Eilidh, who believes she has Lewis connections through her great grandfather, is a Gaelic student at Glasgow University and when finished with her studies hopes to pursue a teaching or maybe media career (but behind the camera, she joked, as she juggled interview requests).

Talking about her song choice ‘Macleod’s Lament’ (the competitors in the final sing a prescribed song and an own choice) it was a song she had grown up with.

She said: “I actually sang it a few years ago - it’s a song from Skye - and I’ve heard it at ceilidhs. “It has a chorus which everyone sings along with, although not at the competition!

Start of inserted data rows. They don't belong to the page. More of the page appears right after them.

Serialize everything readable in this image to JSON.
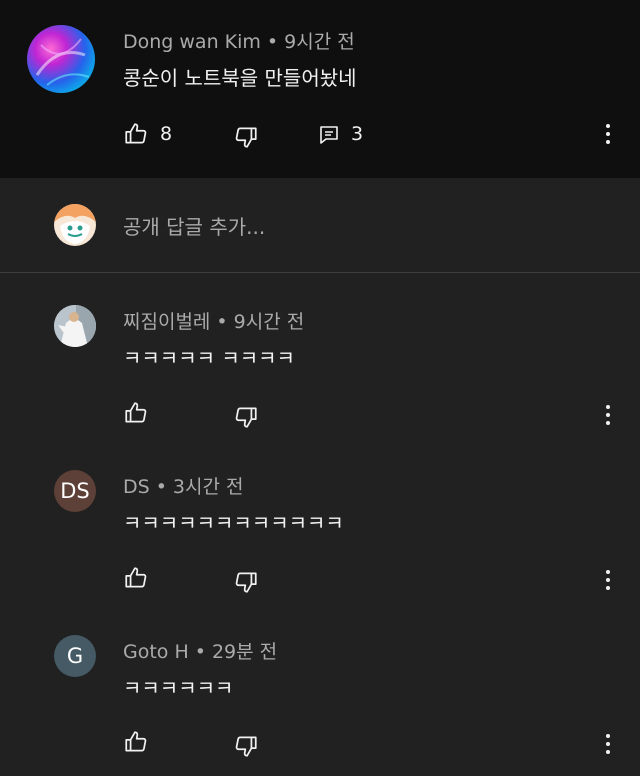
{
  "main_comment": {
    "author": "Dong wan Kim",
    "time": "9시간 전",
    "text": "콩순이 노트북을 만들어놨네",
    "likes": "8",
    "replies": "3"
  },
  "reply_box": {
    "placeholder": "공개 답글 추가..."
  },
  "replies": [
    {
      "author": "찌짐이벌레",
      "time": "9시간 전",
      "text": "ㅋㅋㅋㅋㅋ ㅋㅋㅋㅋ"
    },
    {
      "author": "DS",
      "time": "3시간 전",
      "text": "ㅋㅋㅋㅋㅋㅋㅋㅋㅋㅋㅋㅋ",
      "avatar_letters": "DS",
      "avatar_color": "#5d4037"
    },
    {
      "author": "Goto H",
      "time": "29분 전",
      "text": "ㅋㅋㅋㅋㅋㅋ",
      "avatar_letters": "G",
      "avatar_color": "#455a64"
    }
  ],
  "icons": {
    "like": "thumb-up-icon",
    "dislike": "thumb-down-icon",
    "reply": "reply-icon",
    "menu": "more-vert-icon"
  }
}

I’ve heard it all my life and I really liked it, so as it was my first shot at this I decided to sing it.”

And proving the phrase “like father like daughter” holds true, Eilidh’s Gold Medal achievement will now sit alongside dad, Arthur Cormack’s, as he also won a Gold Medal aged 18 in 1983.

Angus MacLeod entered an exclusive club this morning, as he is only one of eight Inverness men in the Mod’s 122 year history to win the Gold Medal.

Talking about controlling his nerves, Angus, who describes himself as: “Half Lewis (Gress), a quarter Skye and a quarter Uist,” said: “I am surprised anyone could hear me over the clacking of my knees!”

And Angus’s song choice ‘Fair Maid of Barra’, like Eilidh’s, was quite personal to him, as his grandfather had transcribed the words from the original.

He described: “It’s a song about a Uist man and a lady from Barra. The story behind the song is that he is supposed to walk her home after a dance, but he has one too many and forgets, and she is not happy about it, so he writes the song to mollify her.”

And after such stunning success in the morning, perhaps Angus could be forgiven for having a rest, but he was soon called back into action as part of the Inverness Gaelic Choir, as the frantic Mod week continues this afternoon and tomorrow.